At the risk of repeating something already covered in JK’s convention roundup, there’s at least one publishing announcement from this weekend that deserves another look: Marvel has turned to novelists Seth Grahame-Smith, Jonathan Maberry and David Wellington for the next installment of its Marvel Zombies franchise.
Maberry, author of Patient Zero, already is familiar to Marvel readers for his “Wolverine: Ghosts” short, Punisher MAX: Naked Kill one-shot and his upcoming run on Black Panther. Wellington penned the Monster trilogy of zombie-apocalypse novels — Island, Nation and Planet — the Laura Caxton vampire series, and the werewolf novel Frostbite.
And Grahame-Smith made a splash a few months ago with Pride and Prejudice and Zombies, a widely publicized mashup that combines the 1813 Jane Austin classic with elements of zombie fiction. His follow-up is Abraham Lincoln: Vampire Hunter.

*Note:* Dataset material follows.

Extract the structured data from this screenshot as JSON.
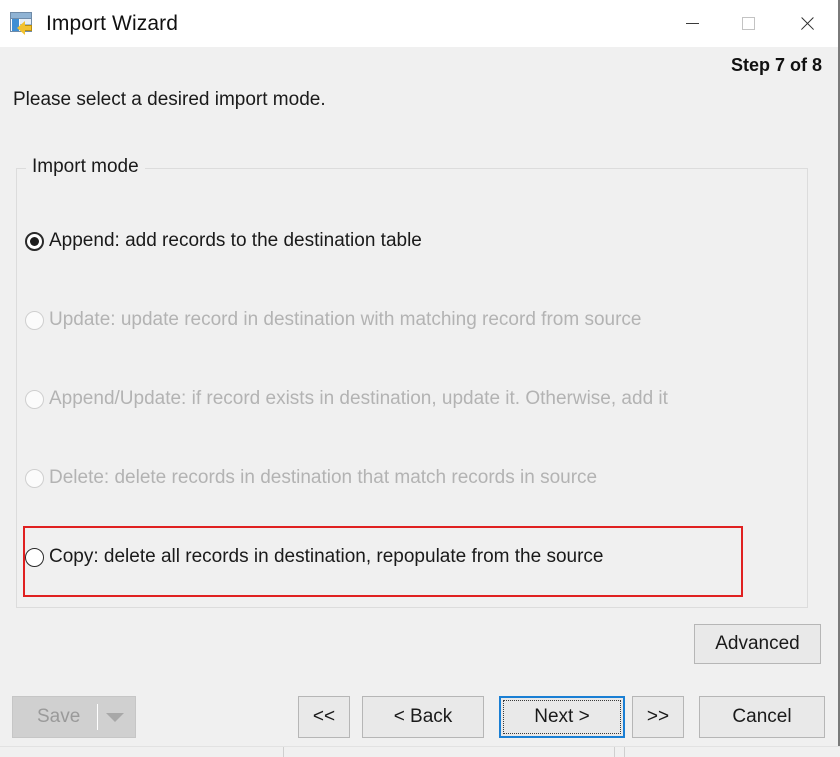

The three will join comics writer Fred Van Lente on the five-issue Marvel Zombies Return, which debuts in September. According to CBR’s panel report, each issue will spotlight different characters: Spider-Man, by Van Lente and artist Nick Dragotta; The Avengers, by Van Lente and Wellington Alves; Wolverine, by Maberry and Jason Shawn Alexander; Iron Man, by Wellington and Andrea Mutti; and The Hulk, by Grahame-Smith and Richard Elson.
I’m not really a fan of the zombie sub-genre, and I haven’t read any of the previous Marvel Zombies miniseries, but this seems like a pretty smart move by the publisher to keep the franchise fresh (so to speak) and to potentially expand the audience.
Also, I like what I’ve read of Wellington’s work serialized online. So it definitely has that going for it.
Welcome to this week’s edition of What Are You Reading? Today our special guest is blogger and critic Matthew J. Brady (not to be confused with the other Matt Brady). He and everyone else at Robot 6 have been reading some really interesting stuff, so click on the link to find out what …
* Sonny Liew reveals that he and Roger Landridge are working on a Spider-Man story for Marvel Adventures Spider-Man #50.
* PictureBox publisher Dan Nadel revealed two projects of note over on the Comics Comics blog: 1) He is working on a second volume of Art Out of Time; and 2) He and Marknewgarden are working on a “biography/art book” on Milt Gross.
We have spoken to hitherto undiscovered sources, found incredible artwork, and are finally beginning to understand the scope of Gross’s epic career in comics, film, prose, animation, fine art, and even television. We don’t have a release date for the book yet, but assure you that we will spend summer ’09 sweating it out over our keyboards. Anyhow, should any of you out there have rare Gross photos or ephemera, please contact me: dan (at) pictureboxinc (dot) com.
Welcome to another edition of What Are You Reading, where we tell you … well, what we’re reading. Duh.
Our guest this week is Frank Santoro, the artist behind PictureBox’s Cold Heat series, and the creator of one of the best graphic novels of the past twenty years, Storyville. He’s a regular contributor to the Comics Comiclog and his latest work can be found in the pages of the behemoth known as Kramer’s Ergot 7.
To find out what Frank and the rest of the Robot 6 crew is reading, click on the link.